One day, while browsing in one of my favorite bookstores, I was drawn to a book title: The Song of the Bride. It was really the caption that caught me. Under the author’s name read: “The book that sent her to prison.” It was a commentary on the Song of Solomon by a 16th century French woman who had dared to seek for God outside the tenets of the Catholic Church. She had found God, but she also found much persecution – persecution that led her to imprisonment in the Bastille. Reading this book changed my perspective on the Christian life, and more specifically my perspective of this God who loves me with such fervency, with such passion. I began to see the ultimate goal of salvation as total union with God.
That was almost twenty years ago, and the “Song” continues to draw me. As the Lord calls us into greater levels of consecration before Him, I feel Him also drawing me back to this magnificent Love Song, calling me to great adventure of the heart. He is calling me to journey once more through the Song of all songs! I invite you to join me on the journey.
For the next few weeks, I will be reading through and “experiencing” the Song of Solomon, and just sharing with you what the Holy Spirit speaks to me. This is not an in-depth study of the book; this is not a verse-by-verse exegesis of the book (even though I will share some necessary information to help us understand some of the verses and the overall theme of the book). This is a journey deep into the loving heart of our Father.
You may have been like I was and avoided the Song of Solomon for a variety of reasons.
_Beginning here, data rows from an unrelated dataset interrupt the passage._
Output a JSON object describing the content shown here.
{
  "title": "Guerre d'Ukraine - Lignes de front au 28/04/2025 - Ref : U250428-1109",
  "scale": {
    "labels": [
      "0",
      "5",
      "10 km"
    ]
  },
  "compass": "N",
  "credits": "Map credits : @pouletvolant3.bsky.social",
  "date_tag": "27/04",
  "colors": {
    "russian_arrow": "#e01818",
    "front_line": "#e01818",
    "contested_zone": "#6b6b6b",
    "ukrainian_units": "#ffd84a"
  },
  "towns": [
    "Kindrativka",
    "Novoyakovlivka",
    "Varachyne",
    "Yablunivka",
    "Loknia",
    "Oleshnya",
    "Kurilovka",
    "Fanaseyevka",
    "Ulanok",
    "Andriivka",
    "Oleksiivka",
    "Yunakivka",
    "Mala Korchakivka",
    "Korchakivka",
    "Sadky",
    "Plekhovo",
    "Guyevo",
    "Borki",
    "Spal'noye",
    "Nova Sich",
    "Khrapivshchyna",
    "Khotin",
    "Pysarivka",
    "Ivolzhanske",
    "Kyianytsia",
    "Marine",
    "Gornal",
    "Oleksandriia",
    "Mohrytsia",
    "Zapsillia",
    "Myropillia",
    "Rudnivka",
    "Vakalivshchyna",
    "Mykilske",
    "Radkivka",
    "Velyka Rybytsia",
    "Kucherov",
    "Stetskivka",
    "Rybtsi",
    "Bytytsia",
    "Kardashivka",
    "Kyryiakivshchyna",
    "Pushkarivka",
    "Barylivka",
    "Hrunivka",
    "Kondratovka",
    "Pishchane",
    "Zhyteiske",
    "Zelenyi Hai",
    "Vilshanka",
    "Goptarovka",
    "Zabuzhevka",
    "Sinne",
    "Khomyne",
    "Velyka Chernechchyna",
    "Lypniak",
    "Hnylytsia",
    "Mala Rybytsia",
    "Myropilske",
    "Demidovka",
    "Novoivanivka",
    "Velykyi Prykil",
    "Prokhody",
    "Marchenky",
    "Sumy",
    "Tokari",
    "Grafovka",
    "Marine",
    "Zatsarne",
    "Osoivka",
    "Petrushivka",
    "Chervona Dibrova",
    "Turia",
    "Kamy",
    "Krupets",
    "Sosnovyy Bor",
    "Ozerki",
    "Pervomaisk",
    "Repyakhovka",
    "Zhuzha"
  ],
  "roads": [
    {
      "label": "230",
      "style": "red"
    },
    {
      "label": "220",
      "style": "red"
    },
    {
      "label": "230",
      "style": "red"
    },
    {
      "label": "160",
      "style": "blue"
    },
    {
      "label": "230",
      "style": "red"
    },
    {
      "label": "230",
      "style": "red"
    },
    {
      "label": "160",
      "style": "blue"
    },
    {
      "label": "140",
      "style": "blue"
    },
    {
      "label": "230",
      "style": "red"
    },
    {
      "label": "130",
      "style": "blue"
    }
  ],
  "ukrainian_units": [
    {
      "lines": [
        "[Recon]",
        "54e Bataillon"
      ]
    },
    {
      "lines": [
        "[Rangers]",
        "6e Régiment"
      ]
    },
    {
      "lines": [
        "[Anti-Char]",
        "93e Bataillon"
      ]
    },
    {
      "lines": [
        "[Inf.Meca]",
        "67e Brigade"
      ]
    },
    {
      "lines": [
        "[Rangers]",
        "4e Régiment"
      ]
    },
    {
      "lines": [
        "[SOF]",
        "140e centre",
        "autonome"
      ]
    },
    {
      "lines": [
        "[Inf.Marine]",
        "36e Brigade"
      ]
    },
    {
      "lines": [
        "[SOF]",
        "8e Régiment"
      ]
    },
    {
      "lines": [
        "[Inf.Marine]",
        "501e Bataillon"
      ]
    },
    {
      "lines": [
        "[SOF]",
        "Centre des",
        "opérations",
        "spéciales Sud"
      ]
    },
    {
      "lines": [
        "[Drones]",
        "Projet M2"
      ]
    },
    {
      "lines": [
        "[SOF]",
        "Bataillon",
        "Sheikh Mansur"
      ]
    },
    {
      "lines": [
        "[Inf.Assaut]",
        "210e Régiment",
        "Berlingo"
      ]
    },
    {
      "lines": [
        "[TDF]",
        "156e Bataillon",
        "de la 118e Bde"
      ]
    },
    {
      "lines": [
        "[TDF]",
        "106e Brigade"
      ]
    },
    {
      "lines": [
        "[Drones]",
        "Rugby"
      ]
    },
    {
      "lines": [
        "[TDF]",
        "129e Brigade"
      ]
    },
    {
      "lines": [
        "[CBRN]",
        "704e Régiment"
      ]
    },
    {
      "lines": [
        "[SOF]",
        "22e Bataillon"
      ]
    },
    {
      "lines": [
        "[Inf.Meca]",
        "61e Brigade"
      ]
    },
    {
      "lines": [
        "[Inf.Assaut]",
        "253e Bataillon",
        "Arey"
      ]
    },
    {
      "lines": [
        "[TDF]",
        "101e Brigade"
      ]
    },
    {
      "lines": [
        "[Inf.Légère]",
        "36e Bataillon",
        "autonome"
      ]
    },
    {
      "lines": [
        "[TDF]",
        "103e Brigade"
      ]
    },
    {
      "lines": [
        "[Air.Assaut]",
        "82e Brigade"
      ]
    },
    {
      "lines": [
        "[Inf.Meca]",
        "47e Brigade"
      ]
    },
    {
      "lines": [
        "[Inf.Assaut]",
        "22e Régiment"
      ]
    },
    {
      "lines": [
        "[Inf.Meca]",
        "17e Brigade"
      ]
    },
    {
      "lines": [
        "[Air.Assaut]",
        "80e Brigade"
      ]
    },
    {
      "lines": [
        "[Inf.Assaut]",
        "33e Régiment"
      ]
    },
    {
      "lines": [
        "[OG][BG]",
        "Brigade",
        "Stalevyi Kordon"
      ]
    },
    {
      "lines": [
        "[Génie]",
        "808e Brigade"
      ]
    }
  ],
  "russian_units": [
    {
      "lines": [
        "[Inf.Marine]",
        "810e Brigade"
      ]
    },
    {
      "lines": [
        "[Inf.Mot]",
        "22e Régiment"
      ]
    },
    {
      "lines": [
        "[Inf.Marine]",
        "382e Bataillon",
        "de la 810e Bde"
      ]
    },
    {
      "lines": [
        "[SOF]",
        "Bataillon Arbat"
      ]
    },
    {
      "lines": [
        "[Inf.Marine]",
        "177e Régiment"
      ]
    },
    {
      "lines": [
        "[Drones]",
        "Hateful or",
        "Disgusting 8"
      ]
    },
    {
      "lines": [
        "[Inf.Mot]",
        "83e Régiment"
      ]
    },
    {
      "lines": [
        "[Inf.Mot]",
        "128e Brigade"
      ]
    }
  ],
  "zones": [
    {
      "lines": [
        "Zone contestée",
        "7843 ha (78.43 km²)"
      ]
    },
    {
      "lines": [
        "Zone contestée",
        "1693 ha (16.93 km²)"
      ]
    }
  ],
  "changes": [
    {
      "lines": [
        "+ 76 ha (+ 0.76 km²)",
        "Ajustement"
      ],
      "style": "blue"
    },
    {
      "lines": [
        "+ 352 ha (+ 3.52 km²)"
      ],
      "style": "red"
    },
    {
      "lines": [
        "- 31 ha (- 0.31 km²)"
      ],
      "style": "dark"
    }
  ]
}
Let me suggests some things that may help you as we journey through the book together:
• Read the book all the way through several times. There are only 8 chapters and you could read the entire book in one sitting.
• Don’t allow yourself to get bogged down with the imagery; don’t try to understand every little detail. Allow the Holy Spirit to highlight passages that He desires to speak to you personally.
• The book is an allegory. There is a very literal interpretation of the book (love within the context of marriage), but there is a meaning that transcends that of human love and illustrates the love that the Lord has for us personally. Keep that in mind as you read.
• The Song is a group of songs or poems. Some scholars suggest it is a drama in verse with King Solomon and the Shulamite maiden as its main characters. Noting who is speaking will help you.
• The Song shows the progression from immature love to mature love, and many scholars and commentators have divided the book in to sections that show that progression. I personally like Watchman Nee’s divisions:
a. initial love
b. faltering love
c. growing love
d. transforming love
e. mature love
This progression can also be seen in 3 key verses:
My beloved is mine and I am his. (2:16)
I am my beloved’s and he is mine. (6:3)
I am my beloved’s and his desire is toward me. (7:10)
As you remain open to the Holy Spirit, you will receive much from this book. Press in and glean what He has for you. I know your worship life will be transformed as a result.
Visit http://fromthefathersheart.blogspot.com each day for more on the Song of Solomon. Feel free to leave questions, comments or personal insights. I look forward to journeying with you.